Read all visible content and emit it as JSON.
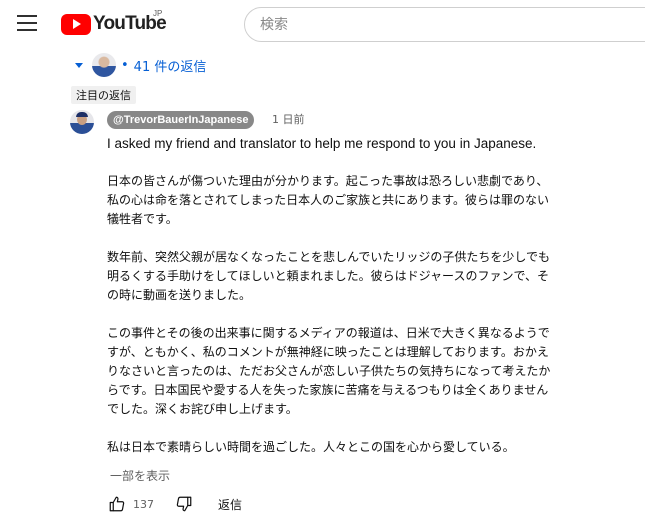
{
  "header": {
    "logo_text": "YouTube",
    "region": "JP",
    "search_placeholder": "検索"
  },
  "thread": {
    "replies_label": "41 件の返信",
    "pinned_label": "注目の返信"
  },
  "comment": {
    "author": "@TrevorBauerInJapanese",
    "timestamp": "1 日前",
    "lines": {
      "l1": "I asked my friend and translator to help me respond to you in Japanese.",
      "l2": "日本の皆さんが傷ついた理由が分かります。起こった事故は恐ろしい悲劇であり、",
      "l3": "私の心は命を落とされてしまった日本人のご家族と共にあります。彼らは罪のない",
      "l4": "犠牲者です。",
      "l5": "数年前、突然父親が居なくなったことを悲しんでいたリッジの子供たちを少しでも",
      "l6": "明るくする手助けをしてほしいと頼まれました。彼らはドジャースのファンで、そ",
      "l7": "の時に動画を送りました。",
      "l8": "この事件とその後の出来事に関するメディアの報道は、日米で大きく異なるようで",
      "l9": "すが、ともかく、私のコメントが無神経に映ったことは理解しております。おかえ",
      "l10": "りなさいと言ったのは、ただお父さんが恋しい子供たちの気持ちになって考えたか",
      "l11": "らです。日本国民や愛する人を失った家族に苦痛を与えるつもりは全くありません",
      "l12": "でした。深くお詫び申し上げます。",
      "l13": "私は日本で素晴らしい時間を過ごした。人々とこの国を心から愛している。"
    },
    "read_more": "一部を表示",
    "like_count": "137",
    "reply_label": "返信"
  },
  "icons": {
    "menu": "hamburger-icon",
    "like": "thumbs-up-icon",
    "dislike": "thumbs-down-icon",
    "expand": "caret-down-icon"
  },
  "colors": {
    "brand_red": "#ff0000",
    "link_blue": "#065fd4",
    "author_badge_bg": "#888888",
    "secondary_text": "#606060"
  }
}
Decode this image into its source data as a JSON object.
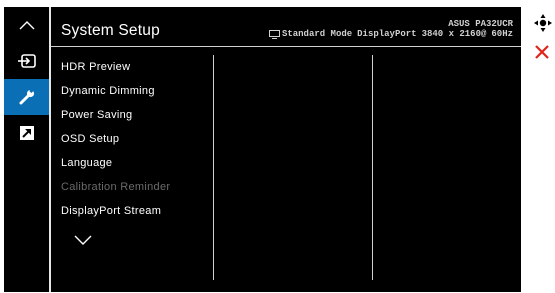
{
  "menu_title": "System Setup",
  "model": "ASUS PA32UCR",
  "mode": "Standard Mode",
  "input": "DisplayPort",
  "resolution": "3840 x 2160@",
  "refresh": "60Hz",
  "menu_items": [
    {
      "label": "HDR Preview",
      "enabled": true
    },
    {
      "label": "Dynamic Dimming",
      "enabled": true
    },
    {
      "label": "Power Saving",
      "enabled": true
    },
    {
      "label": "OSD Setup",
      "enabled": true
    },
    {
      "label": "Language",
      "enabled": true
    },
    {
      "label": "Calibration Reminder",
      "enabled": false
    },
    {
      "label": "DisplayPort Stream",
      "enabled": true
    }
  ],
  "rail_icons": [
    "chevron-up-icon",
    "input-select-icon",
    "wrench-icon",
    "shortcut-icon"
  ],
  "active_rail_icon": "wrench-icon",
  "side_icons": [
    "navigation-joystick-icon",
    "close-icon"
  ],
  "colors": {
    "accent": "#0a6fb4",
    "close": "#e2231a",
    "disabled": "#6a6a6a"
  }
}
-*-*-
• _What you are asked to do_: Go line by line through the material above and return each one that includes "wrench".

• _Written answer_:
    "wrench-icon",
  "active_rail_icon": "wrench-icon",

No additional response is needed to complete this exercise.